Is the California Legislature Addicted to Performative Election-Year Stunts That Threaten the Internet? (Comments on AB2408)

Santa Clara internet law scholar Eric Goldman writes about California AB2408, proposed legislation intended to address social media platforms that are addictive to children.

Eric Goldman

Fact Sheets

Privacy and Consumers

There are a number of privacy issues related to how online companies collect, store, use and share personally identifiable information; and how consumers are informed about what is done with their information online.

Featured Article

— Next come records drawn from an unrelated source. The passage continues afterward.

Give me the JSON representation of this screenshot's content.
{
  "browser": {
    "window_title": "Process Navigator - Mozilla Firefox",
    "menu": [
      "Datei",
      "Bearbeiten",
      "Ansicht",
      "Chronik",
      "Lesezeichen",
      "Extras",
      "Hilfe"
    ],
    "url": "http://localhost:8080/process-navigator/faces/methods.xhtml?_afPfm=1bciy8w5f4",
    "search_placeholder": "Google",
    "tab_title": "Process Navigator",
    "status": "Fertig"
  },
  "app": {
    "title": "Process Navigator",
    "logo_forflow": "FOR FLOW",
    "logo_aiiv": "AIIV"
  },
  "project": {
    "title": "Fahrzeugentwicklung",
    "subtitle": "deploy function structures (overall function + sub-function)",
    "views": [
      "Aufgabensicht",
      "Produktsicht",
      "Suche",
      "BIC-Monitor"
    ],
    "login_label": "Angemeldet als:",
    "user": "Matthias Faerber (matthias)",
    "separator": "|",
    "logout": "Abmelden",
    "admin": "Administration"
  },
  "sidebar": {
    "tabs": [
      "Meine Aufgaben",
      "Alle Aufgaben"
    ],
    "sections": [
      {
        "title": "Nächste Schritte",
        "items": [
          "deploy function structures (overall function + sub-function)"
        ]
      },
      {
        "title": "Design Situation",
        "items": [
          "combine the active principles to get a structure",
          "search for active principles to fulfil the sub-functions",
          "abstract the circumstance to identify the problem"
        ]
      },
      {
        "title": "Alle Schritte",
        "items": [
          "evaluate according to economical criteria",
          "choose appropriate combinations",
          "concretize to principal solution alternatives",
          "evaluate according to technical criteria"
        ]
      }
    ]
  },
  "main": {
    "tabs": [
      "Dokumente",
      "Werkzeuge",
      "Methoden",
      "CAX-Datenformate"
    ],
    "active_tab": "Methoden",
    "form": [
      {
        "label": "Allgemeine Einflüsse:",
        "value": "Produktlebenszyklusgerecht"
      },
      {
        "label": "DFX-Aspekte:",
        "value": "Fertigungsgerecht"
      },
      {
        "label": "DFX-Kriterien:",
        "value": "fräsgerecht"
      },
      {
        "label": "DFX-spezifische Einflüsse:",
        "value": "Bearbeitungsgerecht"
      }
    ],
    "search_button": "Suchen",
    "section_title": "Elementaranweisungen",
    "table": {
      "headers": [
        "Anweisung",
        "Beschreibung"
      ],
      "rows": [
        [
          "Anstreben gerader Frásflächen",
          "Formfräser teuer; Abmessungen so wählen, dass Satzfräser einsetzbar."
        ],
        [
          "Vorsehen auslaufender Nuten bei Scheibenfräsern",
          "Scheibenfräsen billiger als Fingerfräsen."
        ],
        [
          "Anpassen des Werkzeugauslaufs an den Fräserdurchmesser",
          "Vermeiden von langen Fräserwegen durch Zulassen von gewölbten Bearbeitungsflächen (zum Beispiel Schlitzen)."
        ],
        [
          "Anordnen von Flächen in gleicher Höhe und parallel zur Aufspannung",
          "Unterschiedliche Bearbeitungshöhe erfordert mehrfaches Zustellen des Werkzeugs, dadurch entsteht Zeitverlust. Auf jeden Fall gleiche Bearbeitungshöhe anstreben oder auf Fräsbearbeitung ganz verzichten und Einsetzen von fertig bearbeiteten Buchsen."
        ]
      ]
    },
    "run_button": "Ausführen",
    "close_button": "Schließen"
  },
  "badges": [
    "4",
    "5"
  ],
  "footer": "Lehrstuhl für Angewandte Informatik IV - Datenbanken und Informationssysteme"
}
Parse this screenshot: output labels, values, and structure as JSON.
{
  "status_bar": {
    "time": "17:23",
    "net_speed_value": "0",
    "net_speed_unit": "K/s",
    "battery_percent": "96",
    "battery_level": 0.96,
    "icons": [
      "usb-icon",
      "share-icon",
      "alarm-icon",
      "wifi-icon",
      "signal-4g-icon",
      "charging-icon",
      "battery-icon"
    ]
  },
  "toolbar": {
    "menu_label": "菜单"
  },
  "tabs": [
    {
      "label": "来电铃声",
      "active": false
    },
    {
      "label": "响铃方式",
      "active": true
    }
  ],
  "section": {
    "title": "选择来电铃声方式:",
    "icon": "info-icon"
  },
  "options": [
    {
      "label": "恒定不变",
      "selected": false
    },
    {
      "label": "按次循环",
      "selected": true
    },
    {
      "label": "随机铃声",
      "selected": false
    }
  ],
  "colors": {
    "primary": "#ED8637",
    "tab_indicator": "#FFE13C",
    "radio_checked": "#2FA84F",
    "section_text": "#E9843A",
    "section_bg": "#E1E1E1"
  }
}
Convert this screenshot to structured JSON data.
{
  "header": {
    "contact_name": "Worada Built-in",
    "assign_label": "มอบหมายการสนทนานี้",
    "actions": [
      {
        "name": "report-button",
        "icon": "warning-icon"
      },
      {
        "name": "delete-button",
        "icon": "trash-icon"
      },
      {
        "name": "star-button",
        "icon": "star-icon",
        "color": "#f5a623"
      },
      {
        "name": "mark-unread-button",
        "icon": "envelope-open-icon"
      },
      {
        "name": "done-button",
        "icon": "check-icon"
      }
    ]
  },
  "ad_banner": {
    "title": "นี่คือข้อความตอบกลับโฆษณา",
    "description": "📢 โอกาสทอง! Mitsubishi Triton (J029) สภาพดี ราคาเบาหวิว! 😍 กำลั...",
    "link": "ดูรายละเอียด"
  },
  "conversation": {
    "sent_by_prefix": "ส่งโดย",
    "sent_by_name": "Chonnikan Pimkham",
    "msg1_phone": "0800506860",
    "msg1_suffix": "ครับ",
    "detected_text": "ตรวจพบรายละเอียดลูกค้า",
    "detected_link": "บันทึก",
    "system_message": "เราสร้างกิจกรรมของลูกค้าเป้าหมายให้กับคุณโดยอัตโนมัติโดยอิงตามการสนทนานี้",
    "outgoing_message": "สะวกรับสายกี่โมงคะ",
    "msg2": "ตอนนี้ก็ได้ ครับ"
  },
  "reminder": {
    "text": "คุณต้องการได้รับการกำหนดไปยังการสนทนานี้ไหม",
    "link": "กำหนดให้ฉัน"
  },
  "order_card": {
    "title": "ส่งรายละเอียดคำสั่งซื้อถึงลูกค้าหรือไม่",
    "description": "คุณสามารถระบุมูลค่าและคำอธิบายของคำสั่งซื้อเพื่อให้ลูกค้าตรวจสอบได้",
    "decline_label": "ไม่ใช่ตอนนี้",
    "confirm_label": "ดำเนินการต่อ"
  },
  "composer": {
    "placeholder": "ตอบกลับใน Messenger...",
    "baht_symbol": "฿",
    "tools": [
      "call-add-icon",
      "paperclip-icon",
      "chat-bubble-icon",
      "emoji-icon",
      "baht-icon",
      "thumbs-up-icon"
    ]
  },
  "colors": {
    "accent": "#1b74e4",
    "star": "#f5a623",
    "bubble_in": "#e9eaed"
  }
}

The Trouble with Article 25 (and How to Fix It): The Future of Data Protection by Design and Default

Article 25 of Europe’s General Data Protection Regulation (GDPR) suggests that data controllers use privacy enhancing technologies (PETs). Regulators should interpret Article 25 to require the use of engineering techniques to enhance privacy.

By: Ira Rubinstein, Nathaniel Good